Pack the dinner well into the basket; personally I shall carry the cloak.
Slave, take up the buckler and let's be off. It is snowing! Ah!
'tis a question of facing the winter.
Take up the basket, 'tis a question of getting to the feast.
We wish you both joy on your journeys, which differ so much. One goes
to mount guard and freeze, while the other will drink, crowned
with flowers, and then sleep with a young beauty, who will excite
I say it freely; may Zeus confound Antimachus, the poet-historian,
the son of Psacas! When Choregus at the Lenaea, alas! alas! he
dismissed me dinnerless. May I see him devouring with his eyes a
cuttle-fish, just served, well cooked, hot and properly salted; and
the moment that he stretches his hand to help himself, may a dog seize
it and run off with it. Such is my first wish. I also hope for him a
misfortune at night. That returning all-fevered from horse practice,
he may meet an Orestes, mad with drink, who breaks open his head;
that wishing to seize a stone, he, in the dark, may pick up a fresh stool,
hurl his missile, miss aim and hit Cratinus.
f An allusion to the paroxysms of rage, as represented in many tragedies
familiar to an Athenian audience, of Orestes, the son of Agamemnon,
after he had killed his mother.
f No doubt the comic poet, rival of Aristophanes.
SLAVE OF LAMACHUS
Slaves of Lamachus! Water, water in a little pot! Make it warm, get ready
cloths, cerate greasy wool and bandages for his ankle. In leaping a ditch,
the master has hurt himself against a stake; he has dislocated and twisted
his ankle, broken his head by falling on a stone, while his Gorgon shot far
away from his buckler. His mighty braggadocio plume rolled on the
ground; at this sight he uttered these doleful words, "Radiant star, I gaze
on thee for the last time; my eyes close to all light, I die." Having

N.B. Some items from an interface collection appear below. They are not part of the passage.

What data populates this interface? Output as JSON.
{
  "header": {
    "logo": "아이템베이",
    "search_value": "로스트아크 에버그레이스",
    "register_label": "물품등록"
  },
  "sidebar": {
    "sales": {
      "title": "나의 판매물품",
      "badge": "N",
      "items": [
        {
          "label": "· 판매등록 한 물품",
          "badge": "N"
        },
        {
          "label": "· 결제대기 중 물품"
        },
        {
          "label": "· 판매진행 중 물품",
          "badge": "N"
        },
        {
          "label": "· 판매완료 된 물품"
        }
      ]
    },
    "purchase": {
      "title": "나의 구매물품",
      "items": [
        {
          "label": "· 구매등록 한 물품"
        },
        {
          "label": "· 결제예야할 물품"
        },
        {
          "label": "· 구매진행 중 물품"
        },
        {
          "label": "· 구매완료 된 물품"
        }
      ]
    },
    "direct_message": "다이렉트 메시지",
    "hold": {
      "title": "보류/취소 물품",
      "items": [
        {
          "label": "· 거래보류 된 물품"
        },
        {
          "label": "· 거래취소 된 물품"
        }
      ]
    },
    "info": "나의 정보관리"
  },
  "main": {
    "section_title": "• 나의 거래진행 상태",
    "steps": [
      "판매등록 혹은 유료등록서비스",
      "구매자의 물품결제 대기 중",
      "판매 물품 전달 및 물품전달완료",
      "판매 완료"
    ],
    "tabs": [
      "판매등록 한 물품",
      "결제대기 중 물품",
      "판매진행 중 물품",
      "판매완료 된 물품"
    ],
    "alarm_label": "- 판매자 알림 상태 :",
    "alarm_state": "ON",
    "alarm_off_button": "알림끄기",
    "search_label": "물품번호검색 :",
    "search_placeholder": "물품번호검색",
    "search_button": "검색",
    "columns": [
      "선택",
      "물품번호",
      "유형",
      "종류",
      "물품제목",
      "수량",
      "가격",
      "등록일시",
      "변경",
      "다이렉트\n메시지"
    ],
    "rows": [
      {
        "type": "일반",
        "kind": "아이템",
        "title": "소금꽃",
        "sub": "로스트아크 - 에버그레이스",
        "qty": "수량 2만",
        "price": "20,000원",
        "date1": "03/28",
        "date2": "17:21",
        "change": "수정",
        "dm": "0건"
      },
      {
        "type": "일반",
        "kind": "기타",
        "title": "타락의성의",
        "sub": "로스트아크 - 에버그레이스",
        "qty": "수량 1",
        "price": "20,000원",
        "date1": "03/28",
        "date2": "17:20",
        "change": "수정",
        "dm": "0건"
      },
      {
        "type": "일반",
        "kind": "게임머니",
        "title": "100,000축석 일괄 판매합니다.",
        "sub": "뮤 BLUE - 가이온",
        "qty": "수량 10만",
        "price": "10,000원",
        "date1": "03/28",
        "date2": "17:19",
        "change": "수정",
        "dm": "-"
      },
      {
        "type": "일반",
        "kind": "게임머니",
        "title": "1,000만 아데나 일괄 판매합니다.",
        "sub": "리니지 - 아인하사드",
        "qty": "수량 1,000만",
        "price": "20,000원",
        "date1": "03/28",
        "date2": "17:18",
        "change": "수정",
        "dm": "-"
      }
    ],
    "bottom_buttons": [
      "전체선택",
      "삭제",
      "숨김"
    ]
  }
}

he falls into the water, gets out again, meets some runaways and pursues
the robbers with his spear at their backsides. But here he comes,
himself. Get the door open.
f Unexpected wind-up of the story. Aristophanes intends to deride
the boasting of Lamachus, who was always ascribing to himself most
Oh! heavens! oh! heavens! What cruel pain! I faint, I tremble! Alas!
I die! the foe's lance has struck me! But what would hurt me most
would be for Dicaeopolis to see me wounded thus and laugh
at my ill-fortune.
DICAEOPOLIS (ENTERS WITH TWO COURTESANS)
Oh! my gods! what bosoms! Hard as a quince! Come, my treasures, give
me voluptuous kisses! Glue your lips to mine. Haha! I was the first to
empty my cup.
Oh! cruel fate! how I suffer! accursed wounds!
Hah! hah! hail! Knight Lamachus! (EMBRACES LAMACHUS.)
By the hostile gods! (BITES DICAEOPOLIS.)Download<<BackPagesMainNext>>